The weeks leading up to the presidential election day were of utmost importance and incredible rhetoric. News outlets, social media and other sources focused on the presidential race more so than in previous months discussing the scandals, issues and platforms of both candidates.
In these weeks, we liked to think we were a united America with a few separations here and there, but this separation is something we were working on, or so we thought.
On November 8th, 2016, the United States faced one its most historical presidential elections. And, perhaps one that divided Americans the most. This day will forever go down in history.
Even more important is the day after.
Students slowly came out of the comfort of their rooms and moved on with their day under the unusual overcast Florida skies. Some students were crying, some were celebrating, but from I saw, many were very confused.
A few professors were discussing the election, trying to gather our thoughts, but many students refused to talk. We are still so surprised from the results.
A friend and staff member reached out to me to comfort, and numerous Rollins organizations provided spaces for discussion and counseling for those who needed someone to listen.
Let us back track to the night before.
Sitting in my room doing homework and monitoring the electoral vote count for the candidates, it was clear to me something was utterly off. So many people expressed their desire to vote for Clinton, yet Trump was winning right before my eyes. How is this possible?
I took a deep breath and quickly realized my theory was wrong. Clinton would not win in a landslide and Trump would win.
And, so I took to social media. As votes were tallied from Florida to California, one thing was clear; many of us expected very different outcomes. I went to sleep around 1:30 a.m. certain our next president would be Donald Trump.
Right before I went to sleep, I reflected upon what I would tell my kids someday. I will tell them today is the day America realized its own division.
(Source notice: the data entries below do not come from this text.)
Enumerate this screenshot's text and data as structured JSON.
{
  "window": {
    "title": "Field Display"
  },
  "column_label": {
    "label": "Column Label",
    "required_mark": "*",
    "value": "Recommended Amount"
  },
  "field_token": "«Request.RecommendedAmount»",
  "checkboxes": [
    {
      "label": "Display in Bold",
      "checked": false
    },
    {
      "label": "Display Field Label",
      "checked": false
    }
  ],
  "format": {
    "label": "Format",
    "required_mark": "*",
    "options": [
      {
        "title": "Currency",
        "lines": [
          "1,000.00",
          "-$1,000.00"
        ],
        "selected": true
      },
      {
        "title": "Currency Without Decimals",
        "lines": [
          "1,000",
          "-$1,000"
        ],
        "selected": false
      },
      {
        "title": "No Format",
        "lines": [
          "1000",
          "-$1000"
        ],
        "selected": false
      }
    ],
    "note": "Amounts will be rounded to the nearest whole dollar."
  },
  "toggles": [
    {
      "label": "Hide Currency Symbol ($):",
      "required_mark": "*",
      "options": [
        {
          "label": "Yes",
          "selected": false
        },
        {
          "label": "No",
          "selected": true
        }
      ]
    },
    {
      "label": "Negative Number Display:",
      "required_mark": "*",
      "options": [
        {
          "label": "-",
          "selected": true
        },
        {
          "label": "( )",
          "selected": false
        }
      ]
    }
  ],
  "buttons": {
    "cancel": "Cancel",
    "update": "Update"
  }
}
I will tell them that I woke up on election day and felt numb while many of my friends were hurting. I will tell them in that moment, I made it my mission to spread love because love is the most powerful thing in this world.
This morning, I woke up to gloomy skies and an even gloomier atmosphere on campus. Students were crying, and expressing their fears and anxieties of a Trump presidency.
Again, I took to social media. Hundreds of friends and family posting about the election, whether they were expressing sorrow or happiness, it ranged.
Across the nation, protests are being held via social media and in universities and towns. People are expressing their opinion. Others are spreading love whenever and wherever possible.
Election day was a monumental day in history, but it is the day after that sparks the future of this country. Today, the skies are grey and the electoral college chose Donald Trump as our next president, but our future generations will know many of us rose up and fought for love. And we will keep fighting for love.